*What you have to do*. For this exercise, restate the data below with no change at all.

[Website and app data records]
·····

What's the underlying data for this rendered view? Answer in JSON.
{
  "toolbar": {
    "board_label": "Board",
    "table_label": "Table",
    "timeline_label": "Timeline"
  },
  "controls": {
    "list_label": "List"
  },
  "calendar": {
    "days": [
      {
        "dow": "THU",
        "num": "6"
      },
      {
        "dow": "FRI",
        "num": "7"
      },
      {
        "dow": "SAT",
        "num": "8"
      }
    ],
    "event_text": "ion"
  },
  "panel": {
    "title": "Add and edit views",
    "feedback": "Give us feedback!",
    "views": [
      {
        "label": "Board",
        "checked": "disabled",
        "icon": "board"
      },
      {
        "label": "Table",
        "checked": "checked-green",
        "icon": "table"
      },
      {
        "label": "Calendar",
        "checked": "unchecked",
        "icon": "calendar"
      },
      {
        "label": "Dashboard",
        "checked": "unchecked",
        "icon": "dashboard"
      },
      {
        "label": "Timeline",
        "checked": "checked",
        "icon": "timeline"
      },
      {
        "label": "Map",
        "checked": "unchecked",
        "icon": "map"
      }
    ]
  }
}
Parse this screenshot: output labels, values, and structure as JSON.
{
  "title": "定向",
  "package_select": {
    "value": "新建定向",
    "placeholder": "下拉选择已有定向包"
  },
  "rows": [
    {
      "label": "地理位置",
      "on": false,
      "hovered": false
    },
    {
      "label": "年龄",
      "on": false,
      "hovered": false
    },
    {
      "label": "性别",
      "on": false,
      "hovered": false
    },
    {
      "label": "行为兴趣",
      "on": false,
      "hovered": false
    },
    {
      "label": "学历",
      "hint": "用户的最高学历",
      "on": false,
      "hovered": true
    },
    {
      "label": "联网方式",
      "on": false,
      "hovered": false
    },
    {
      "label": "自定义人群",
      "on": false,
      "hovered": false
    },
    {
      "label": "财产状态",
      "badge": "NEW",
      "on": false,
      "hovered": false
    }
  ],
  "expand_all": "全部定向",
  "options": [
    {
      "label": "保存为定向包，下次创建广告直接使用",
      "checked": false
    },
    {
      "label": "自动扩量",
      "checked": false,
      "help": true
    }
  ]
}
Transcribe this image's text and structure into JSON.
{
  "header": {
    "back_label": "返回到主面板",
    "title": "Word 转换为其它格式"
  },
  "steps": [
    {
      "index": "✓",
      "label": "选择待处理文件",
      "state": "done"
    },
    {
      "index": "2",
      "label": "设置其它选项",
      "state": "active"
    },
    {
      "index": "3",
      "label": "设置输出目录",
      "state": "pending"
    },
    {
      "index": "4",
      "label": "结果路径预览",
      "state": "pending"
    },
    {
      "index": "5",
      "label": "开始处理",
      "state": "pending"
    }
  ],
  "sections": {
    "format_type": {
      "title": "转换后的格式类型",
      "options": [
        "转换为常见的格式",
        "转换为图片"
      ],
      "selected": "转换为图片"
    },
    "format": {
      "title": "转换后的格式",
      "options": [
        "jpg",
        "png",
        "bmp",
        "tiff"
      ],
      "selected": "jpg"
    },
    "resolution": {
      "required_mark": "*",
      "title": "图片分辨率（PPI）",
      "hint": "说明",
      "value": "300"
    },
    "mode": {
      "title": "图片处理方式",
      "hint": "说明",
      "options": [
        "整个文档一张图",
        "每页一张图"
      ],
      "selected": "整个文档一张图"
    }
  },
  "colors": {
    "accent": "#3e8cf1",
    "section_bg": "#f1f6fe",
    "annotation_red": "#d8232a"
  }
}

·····

*Output for this task*.
What's the underlying data for this rendered view? Answer in JSON.
{
  "toolbar": {
    "board_label": "Board",
    "table_label": "Table",
    "timeline_label": "Timeline"
  },
  "controls": {
    "list_label": "List"
  },
  "calendar": {
    "days": [
      {
        "dow": "THU",
        "num": "6"
      },
      {
        "dow": "FRI",
        "num": "7"
      },
      {
        "dow": "SAT",
        "num": "8"
      }
    ],
    "event_text": "ion"
  },
  "panel": {
    "title": "Add and edit views",
    "feedback": "Give us feedback!",
    "views": [
      {
        "label": "Board",
        "checked": "disabled",
        "icon": "board"
      },
      {
        "label": "Table",
        "checked": "checked-green",
        "icon": "table"
      },
      {
        "label": "Calendar",
        "checked": "unchecked",
        "icon": "calendar"
      },
      {
        "label": "Dashboard",
        "checked": "unchecked",
        "icon": "dashboard"
      },
      {
        "label": "Timeline",
        "checked": "checked",
        "icon": "timeline"
      },
      {
        "label": "Map",
        "checked": "unchecked",
        "icon": "map"
      }
    ]
  }
}
Parse this screenshot: output labels, values, and structure as JSON.
{
  "title": "定向",
  "package_select": {
    "value": "新建定向",
    "placeholder": "下拉选择已有定向包"
  },
  "rows": [
    {
      "label": "地理位置",
      "on": false,
      "hovered": false
    },
    {
      "label": "年龄",
      "on": false,
      "hovered": false
    },
    {
      "label": "性别",
      "on": false,
      "hovered": false
    },
    {
      "label": "行为兴趣",
      "on": false,
      "hovered": false
    },
    {
      "label": "学历",
      "hint": "用户的最高学历",
      "on": false,
      "hovered": true
    },
    {
      "label": "联网方式",
      "on": false,
      "hovered": false
    },
    {
      "label": "自定义人群",
      "on": false,
      "hovered": false
    },
    {
      "label": "财产状态",
      "badge": "NEW",
      "on": false,
      "hovered": false
    }
  ],
  "expand_all": "全部定向",
  "options": [
    {
      "label": "保存为定向包，下次创建广告直接使用",
      "checked": false
    },
    {
      "label": "自动扩量",
      "checked": false,
      "help": true
    }
  ]
}
Transcribe this image's text and structure into JSON.
{
  "header": {
    "back_label": "返回到主面板",
    "title": "Word 转换为其它格式"
  },
  "steps": [
    {
      "index": "✓",
      "label": "选择待处理文件",
      "state": "done"
    },
    {
      "index": "2",
      "label": "设置其它选项",
      "state": "active"
    },
    {
      "index": "3",
      "label": "设置输出目录",
      "state": "pending"
    },
    {
      "index": "4",
      "label": "结果路径预览",
      "state": "pending"
    },
    {
      "index": "5",
      "label": "开始处理",
      "state": "pending"
    }
  ],
  "sections": {
    "format_type": {
      "title": "转换后的格式类型",
      "options": [
        "转换为常见的格式",
        "转换为图片"
      ],
      "selected": "转换为图片"
    },
    "format": {
      "title": "转换后的格式",
      "options": [
        "jpg",
        "png",
        "bmp",
        "tiff"
      ],
      "selected": "jpg"
    },
    "resolution": {
      "required_mark": "*",
      "title": "图片分辨率（PPI）",
      "hint": "说明",
      "value": "300"
    },
    "mode": {
      "title": "图片处理方式",
      "hint": "说明",
      "options": [
        "整个文档一张图",
        "每页一张图"
      ],
      "selected": "整个文档一张图"
    }
  },
  "colors": {
    "accent": "#3e8cf1",
    "section_bg": "#f1f6fe",
    "annotation_red": "#d8232a"
  }
}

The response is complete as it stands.